In his arrival speech on the White House South Lawn, Fahd put the blame on Israel for the plight of the Palestinians. He said that while most other Arab nations gained freedom and independence, "the Palestinians, who were never aggressors or invaders, found themselves, through no fault of their own, the victims of unjust aggression."

These remarks, which U.S. officials said were repeated in substance in private conversations, suggested that the U.S.-Saudi dialogue has remained startlingly unchanged in some respects since the meeting 40 years ago this week of King Abdul Aziz, Fadh's father and the founder of Saudi Arabia, and President Franklin D. Roosevelt.

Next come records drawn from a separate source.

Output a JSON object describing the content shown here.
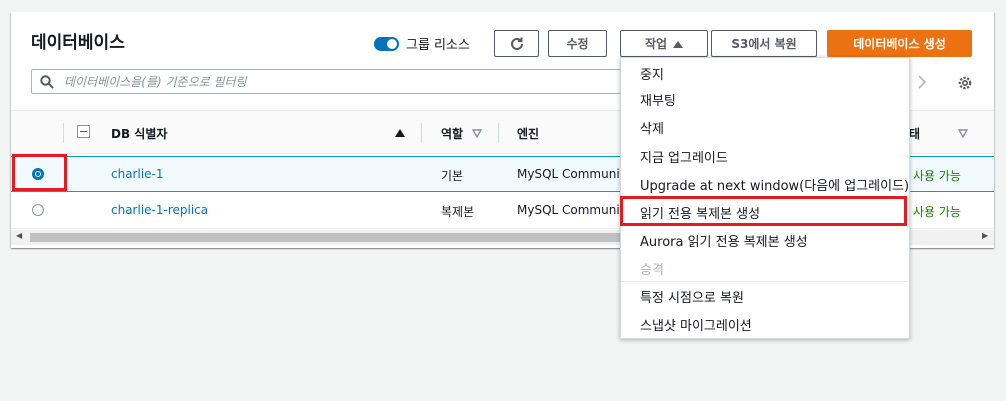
{
  "panel": {
    "title": "데이터베이스",
    "toggle_label": "그룹 리소스",
    "buttons": {
      "modify": "수정",
      "actions": "작업",
      "restore_s3": "S3에서 복원",
      "create_db": "데이터베이스 생성"
    },
    "search_placeholder": "데이터베이스을(를) 기준으로 필터링"
  },
  "table": {
    "headers": {
      "db_id": "DB 식별자",
      "role": "역할",
      "engine": "엔진",
      "status": "태"
    },
    "rows": [
      {
        "id": "charlie-1",
        "role": "기본",
        "engine": "MySQL Communit",
        "status": "사용 가능",
        "selected": true
      },
      {
        "id": "charlie-1-replica",
        "role": "복제본",
        "engine": "MySQL Communit",
        "status": "사용 가능",
        "selected": false
      }
    ]
  },
  "actions_menu": {
    "items": [
      {
        "label": "중지",
        "disabled": false
      },
      {
        "label": "재부팅",
        "disabled": false
      },
      {
        "label": "삭제",
        "disabled": false
      },
      {
        "label": "지금 업그레이드",
        "disabled": false
      },
      {
        "label": "Upgrade at next window(다음에 업그레이드)",
        "disabled": false
      },
      {
        "label": "읽기 전용 복제본 생성",
        "disabled": false,
        "highlighted": true
      },
      {
        "label": "Aurora 읽기 전용 복제본 생성",
        "disabled": false
      },
      {
        "label": "승격",
        "disabled": true
      },
      {
        "label": "특정 시점으로 복원",
        "disabled": false
      },
      {
        "label": "스냅샷 마이그레이션",
        "disabled": false
      }
    ]
  },
  "colors": {
    "primary_orange": "#ec7211",
    "link_blue": "#0073bb",
    "status_green": "#1d8102",
    "annotation_red": "#e31b23"
  },
  "icons": [
    "refresh-icon",
    "search-icon",
    "gear-icon",
    "caret-up-icon",
    "sort-asc-icon",
    "sort-desc-icon",
    "chevron-right-icon"
  ]
}
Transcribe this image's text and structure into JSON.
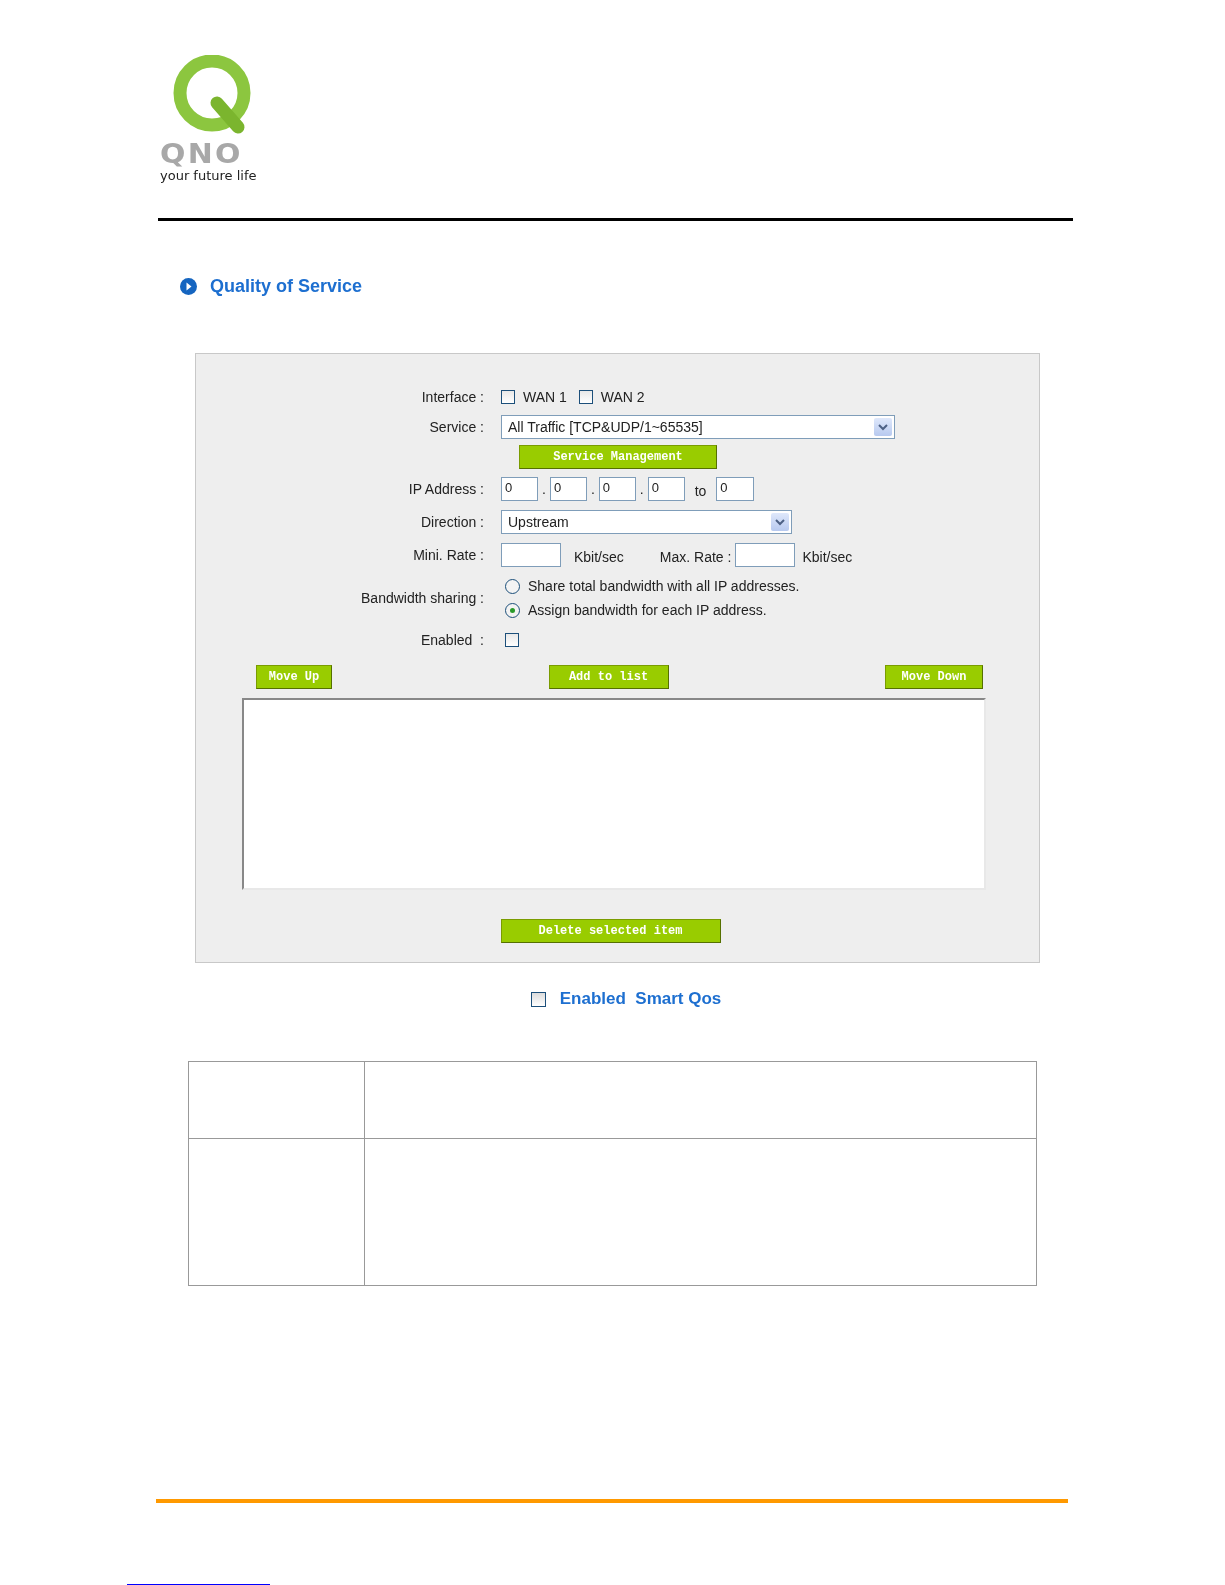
{
  "logo": {
    "wordmark": "QNO",
    "tagline": "your future life"
  },
  "section_title": "Quality of Service",
  "form": {
    "interface": {
      "label": "Interface :",
      "options": [
        {
          "label": "WAN 1",
          "checked": false
        },
        {
          "label": "WAN 2",
          "checked": false
        }
      ]
    },
    "service": {
      "label": "Service :",
      "value": "All Traffic [TCP&UDP/1~65535]"
    },
    "service_button": "Service Management",
    "ip_address": {
      "label": "IP Address :",
      "octets": [
        "0",
        "0",
        "0",
        "0"
      ],
      "separators": [
        ".",
        ".",
        "."
      ],
      "to_label": "to",
      "end": "0"
    },
    "direction": {
      "label": "Direction :",
      "value": "Upstream"
    },
    "min_rate": {
      "label": "Mini. Rate :",
      "unit": "Kbit/sec"
    },
    "max_rate": {
      "label": "Max. Rate :",
      "unit": "Kbit/sec"
    },
    "bandwidth_sharing": {
      "label": "Bandwidth sharing :",
      "options": [
        {
          "label": "Share total bandwidth with all IP addresses.",
          "selected": false
        },
        {
          "label": "Assign bandwidth for each IP address.",
          "selected": true
        }
      ]
    },
    "enabled": {
      "label": "Enabled  :",
      "checked": false
    },
    "list_buttons": [
      "Move Up",
      "Add to list",
      "Move Down"
    ],
    "delete_button": "Delete selected item"
  },
  "smart_qos": {
    "label": "Enabled  Smart Qos",
    "checked": false
  }
}
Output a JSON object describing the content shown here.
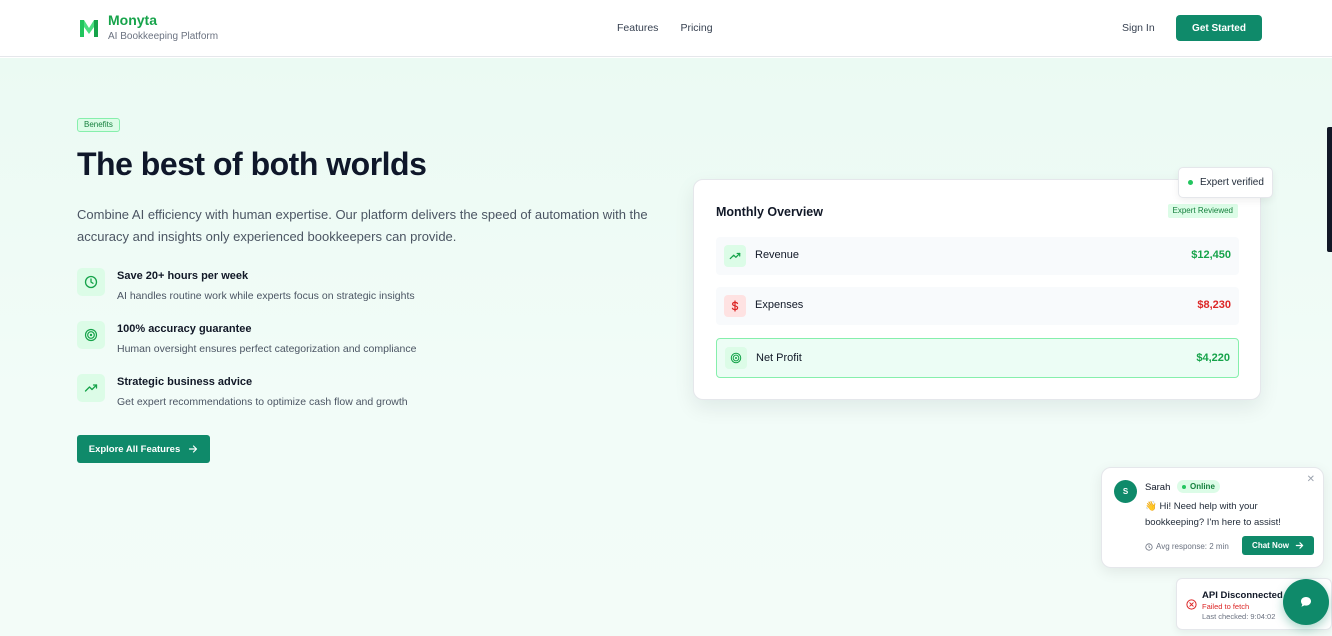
{
  "header": {
    "brand_name": "Monyta",
    "brand_tagline": "AI Bookkeeping Platform",
    "nav": [
      {
        "label": "Features"
      },
      {
        "label": "Pricing"
      }
    ],
    "sign_in": "Sign In",
    "get_started": "Get Started"
  },
  "hero": {
    "badge": "Benefits",
    "title": "The best of both worlds",
    "description": "Combine AI efficiency with human expertise. Our platform delivers the speed of automation with the accuracy and insights only experienced bookkeepers can provide.",
    "features": [
      {
        "icon": "clock-icon",
        "title": "Save 20+ hours per week",
        "subtitle": "AI handles routine work while experts focus on strategic insights"
      },
      {
        "icon": "target-icon",
        "title": "100% accuracy guarantee",
        "subtitle": "Human oversight ensures perfect categorization and compliance"
      },
      {
        "icon": "trending-up-icon",
        "title": "Strategic business advice",
        "subtitle": "Get expert recommendations to optimize cash flow and growth"
      }
    ],
    "cta": "Explore All Features"
  },
  "overview": {
    "title": "Monthly Overview",
    "badge": "Expert Reviewed",
    "verified_label": "Expert verified",
    "rows": [
      {
        "icon": "trending-up-icon",
        "label": "Revenue",
        "value": "$12,450",
        "color": "#16a34a"
      },
      {
        "icon": "dollar-icon",
        "label": "Expenses",
        "value": "$8,230",
        "color": "#dc2626"
      },
      {
        "icon": "target-icon",
        "label": "Net Profit",
        "value": "$4,220",
        "color": "#16a34a"
      }
    ]
  },
  "chat": {
    "avatar_initial": "S",
    "agent_name": "Sarah",
    "status": "Online",
    "emoji": "👋",
    "message": "Hi! Need help with your bookkeeping? I'm here to assist!",
    "avg_response": "Avg response: 2 min",
    "button": "Chat Now"
  },
  "api_status": {
    "title": "API Disconnected",
    "error": "Failed to fetch",
    "last_checked": "Last checked: 9:04:02"
  },
  "colors": {
    "brand": "#0f8a6a",
    "accent_green": "#16a34a",
    "danger": "#dc2626",
    "hero_bg": "#ebfaf3"
  }
}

Reagan and Fahd alluded in the welcoming ceremony to the meeting, which took place Feb. 14, 1945, aboard a U.S. warship in the Middle East as Roosevelt was returning from the Yalta conference. According to the memorandum of the meeting, signed by Abdul Aziz and Roosevelt, the Saudi monarch complained bitterly about Jewish immigration to the Holy Land and of displacement of the Palestinians. Roosevelt replied that he would make no move hostile to the Arab people.

A senior administration official who briefed reporters at the White House following yesterday's discussions said a new U.S. arms sale to Saudi Arabia was not discussed.

Reagan hinted at the case he is expected to make to Congress later this year for the sale of 40 additional F15 jets to the Saudis.

The president noted that the war between Iran and Iraq "is raging only a few minutes by air from Saudi territory."

He added that the United States will do what it can through diplomacy to end the fighting and that "we will cooperate with Saudi Arabia to ensure the integrity of your borders."

On the same theme, Shultz spoke at the State Department luncheon of the "years of effective military cooperation" between the United States and Saudi Arabia, which he said created a Saudi "shield" against the threats from Iran.

"The kingdom's capacity to defend itself when challenged is proof of the wisdom of that cooperation," Shultz said in an apparent reference to the Saudi air force's downing of Iranian jets in the Persian Gulf last June.

The full-dress White House welcome for Fahd, including a large honor guard and a 21-gun salute, occurred in bright sunshine and warmer temperatures than the capital has seen in most recent days. Fahd drew laughter and applause at the end of his speech by saying, "I would like to thank God for giving us a beautiful sunny day today."

Fadh, wearing traditional Arab headdress and robes, spoke a few sentences of English at the beginning and end of his remarks and apologized for speaking primarily in Arabic. Reagan, who was hatless and wearing an overcoat, began his remarks with a Arabic phrase that is a warm and well-established greeting used among friends.